An operatic thiller? Can such a thing exist? Søren Nils Eichberg’s opera Glare tries hard to convince, at least initially. An edgy score and a succession of quick scene changes swiftly introduce characters and relationships, but the pace slackens in a long central scene and the opera is hampered by a poor libretto. When you spot the denouement coming a mile off, the result is less than thrilling.

Amar Muchhala (Alex) and Sky Ingram (Lea) © Stephen Cummiskey | ROH
Amar Muchhala (Alex) and Sky Ingram (Lea)
© Stephen Cummiskey | ROH

In Glare, Eichberg and his librettist, Hannah Dübgen, express a desire to explore issues of identity and reality. Can ‘perfection’ be attained, or is it just a falsehood? “Perfect is the least you should expect” is an oft-repeated line. If we expect perfection all the time, don’t we always have to live with disappointment?

The opera’s four protagonists live in a modern, cosmopolitan world, depicted in Madeleine Boyd’s simple set featuring grubby mattress, sink and pink neon lighting. Alex has just embarked on a new relationship with Lea, who seems perfect in every way. Too perfect. Christina, a jealous, knife-wielding ex-girlfriend, warns Lea that Alex is dangerous. Meanwhile, his best friend, the cynical Michael, reveals why Lea is so perfect: she is his creation, a robot – a Learning Exposed Android – created for his pleasure. In the face of this revelation, Alex confronts Lea.

“Women are all the same,” comments Michael at one point, nearly echoing a line by the manipulative Don Alfonso in Così fan tutte. Ashley Riches, Alfonso in the Jette Parker performance last summer, played this ambiguous figure well. He’s obviously a dab hand at playing pool, too… and there’s the problem. When your mind is more focused on the game the characters play than the plot itself, it’s a sure sign the libretto has failed.

Clare Presland (Christina) © Stephen Cummiskey | ROH
Clare Presland (Christina)
© Stephen Cummiskey | ROH
And Dübgen’s libretto is problematic. In trying to portray something that ‘rings true’ with the audience, the banal dialogue sits uncomfortably in an operatic setting. Words like ‘fuck’ caused audience titters and there were guffaws at several other moments of everyday dialogue and action. Director Thaddeus Strassberger, whose dull production of I due Foscari on the main stage has just ended, seemed equally short of ideas here. Are a lesbian kiss, and a rape scene while Alex masturbates under the sheets designed to shock?

The flaws in the libretto and staging are unfortunate, given that Eichberg’s 75-minute score is often very fine, performed by the excellent eleven-strong CHROMA, conducted by Geoffrey Paterson. Niftily weaving in nightclub electronics to the orchestral textures, Eichberg creates a distinctive sound world that suits the drama well. Pulsating synthesiser and drums compete with sawing double bass and bump'n'grind contrabassoon gyrations.

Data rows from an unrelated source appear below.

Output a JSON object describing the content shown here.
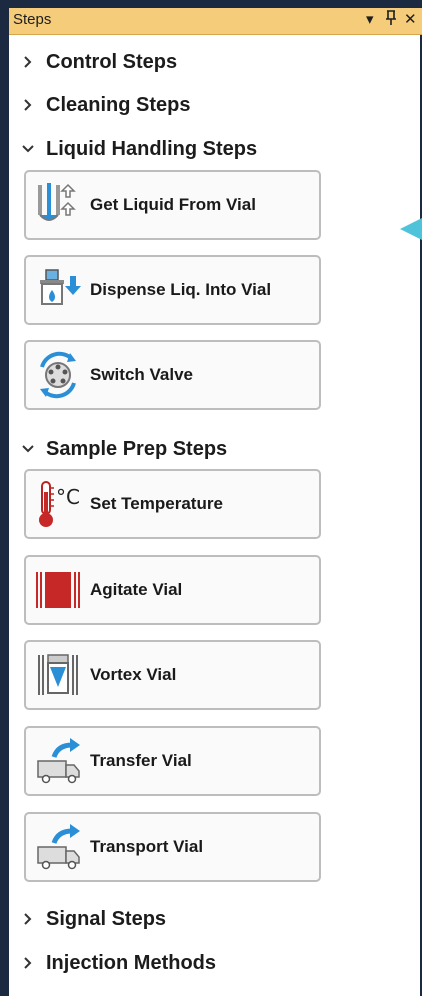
{
  "panel": {
    "title": "Steps",
    "dropdown_icon": "dropdown-triangle-icon",
    "pin_icon": "pin-icon",
    "close_icon": "close-icon"
  },
  "sections": {
    "control": {
      "label": "Control Steps",
      "expanded": false
    },
    "cleaning": {
      "label": "Cleaning Steps",
      "expanded": false
    },
    "liquid": {
      "label": "Liquid Handling Steps",
      "expanded": true,
      "steps": [
        {
          "label": "Get Liquid From Vial",
          "icon": "get-liquid-icon"
        },
        {
          "label": "Dispense Liq. Into Vial",
          "icon": "dispense-liquid-icon"
        },
        {
          "label": "Switch Valve",
          "icon": "switch-valve-icon"
        }
      ]
    },
    "sampleprep": {
      "label": "Sample Prep Steps",
      "expanded": true,
      "steps": [
        {
          "label": "Set Temperature",
          "icon": "thermometer-icon"
        },
        {
          "label": "Agitate Vial",
          "icon": "agitate-icon"
        },
        {
          "label": "Vortex Vial",
          "icon": "vortex-icon"
        },
        {
          "label": "Transfer Vial",
          "icon": "truck-transfer-icon"
        },
        {
          "label": "Transport Vial",
          "icon": "truck-transport-icon"
        }
      ]
    },
    "signal": {
      "label": "Signal Steps",
      "expanded": false
    },
    "injection": {
      "label": "Injection Methods",
      "expanded": false
    }
  },
  "colors": {
    "titlebar": "#f5cc7a",
    "frame": "#1b2a40",
    "accent": "#2a8fd6",
    "pointer": "#4fc3d9"
  }
}
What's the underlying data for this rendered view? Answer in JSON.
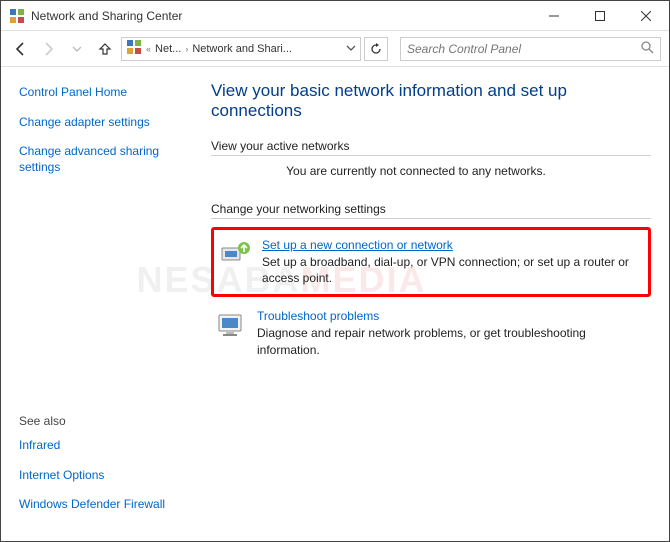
{
  "window": {
    "title": "Network and Sharing Center"
  },
  "nav": {
    "crumb1": "Net...",
    "crumb2": "Network and Shari...",
    "search_placeholder": "Search Control Panel"
  },
  "sidebar": {
    "home": "Control Panel Home",
    "adapter": "Change adapter settings",
    "advanced": "Change advanced sharing settings",
    "seealso": "See also",
    "infrared": "Infrared",
    "inetopt": "Internet Options",
    "firewall": "Windows Defender Firewall"
  },
  "main": {
    "title": "View your basic network information and set up connections",
    "active_label": "View your active networks",
    "not_connected": "You are currently not connected to any networks.",
    "change_label": "Change your networking settings",
    "setup_link": "Set up a new connection or network",
    "setup_desc": "Set up a broadband, dial-up, or VPN connection; or set up a router or access point.",
    "trouble_link": "Troubleshoot problems",
    "trouble_desc": "Diagnose and repair network problems, or get troubleshooting information."
  },
  "watermark": {
    "a": "NESABA",
    "b": "MEDIA"
  }
}
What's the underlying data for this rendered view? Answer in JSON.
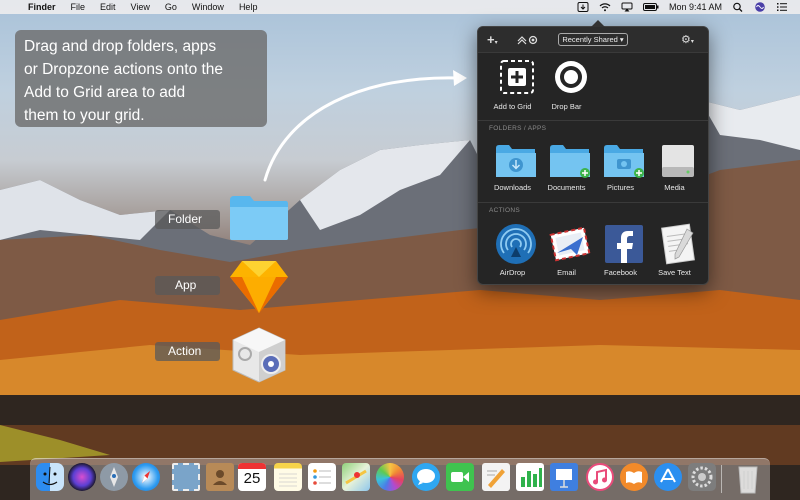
{
  "menubar": {
    "apple_glyph": "",
    "app_name": "Finder",
    "menus": [
      "File",
      "Edit",
      "View",
      "Go",
      "Window",
      "Help"
    ],
    "clock": "Mon 9:41 AM"
  },
  "instruction": {
    "lines": [
      "Drag and drop folders, apps",
      "or Dropzone actions onto the",
      "Add to Grid area to add",
      "them to your grid."
    ]
  },
  "demo_labels": {
    "folder": "Folder",
    "app": "App",
    "action": "Action"
  },
  "panel": {
    "add_glyph": "+",
    "dropdown_label": "Recently Shared",
    "top_items": [
      {
        "label": "Add to Grid",
        "icon": "add-to-grid-icon"
      },
      {
        "label": "Drop Bar",
        "icon": "drop-bar-icon"
      }
    ],
    "folders_heading": "FOLDERS / APPS",
    "folders": [
      {
        "label": "Downloads",
        "icon": "downloads-folder-icon"
      },
      {
        "label": "Documents",
        "icon": "documents-folder-icon"
      },
      {
        "label": "Pictures",
        "icon": "pictures-folder-icon"
      },
      {
        "label": "Media",
        "icon": "media-drive-icon"
      }
    ],
    "actions_heading": "ACTIONS",
    "actions": [
      {
        "label": "AirDrop",
        "icon": "airdrop-icon"
      },
      {
        "label": "Email",
        "icon": "email-icon"
      },
      {
        "label": "Facebook",
        "icon": "facebook-icon"
      },
      {
        "label": "Save Text",
        "icon": "save-text-icon"
      }
    ]
  },
  "dock": {
    "calendar_day": "25",
    "apps": [
      "finder",
      "siri",
      "launchpad",
      "safari",
      "mail-stamp",
      "contacts",
      "calendar",
      "notes",
      "reminders",
      "maps",
      "photos",
      "messages",
      "facetime",
      "pages",
      "numbers",
      "keynote",
      "music",
      "books",
      "app-store",
      "system-preferences",
      "trash"
    ]
  }
}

The interminable pool game between Alex and Michael was bearable due to the rhythmic slaps of the inventive, didgeridoo-like combination of flute and bass clarinet coming from the pit.

© Stephen Cummiskey | ROH
© Stephen Cummiskey | ROH

Eichberg’s conventional operatic writing is strong, especially for the character of Lea. Sky Ingram, in a flawless performance, copes with long, stratospheric lines of vocal writing, while subtly portraying the cool manner of Lea. Alex is given as tricky a vocal ride, but Amar Muchhala coped gamely and acted convincingly. Clare Presland’s distinctive mezzo gave full character to crazed ex-girlfriend Christina, while Riches was in good, dark voice as sleazy Michael.

Does the pulse rate quicken enough for Glare to qualify as a thriller? I shan’t give away the twist at the end, but it lacks the impact it could have had with a better paced libretto and direction. Mild palpitations don’t qualify.

***11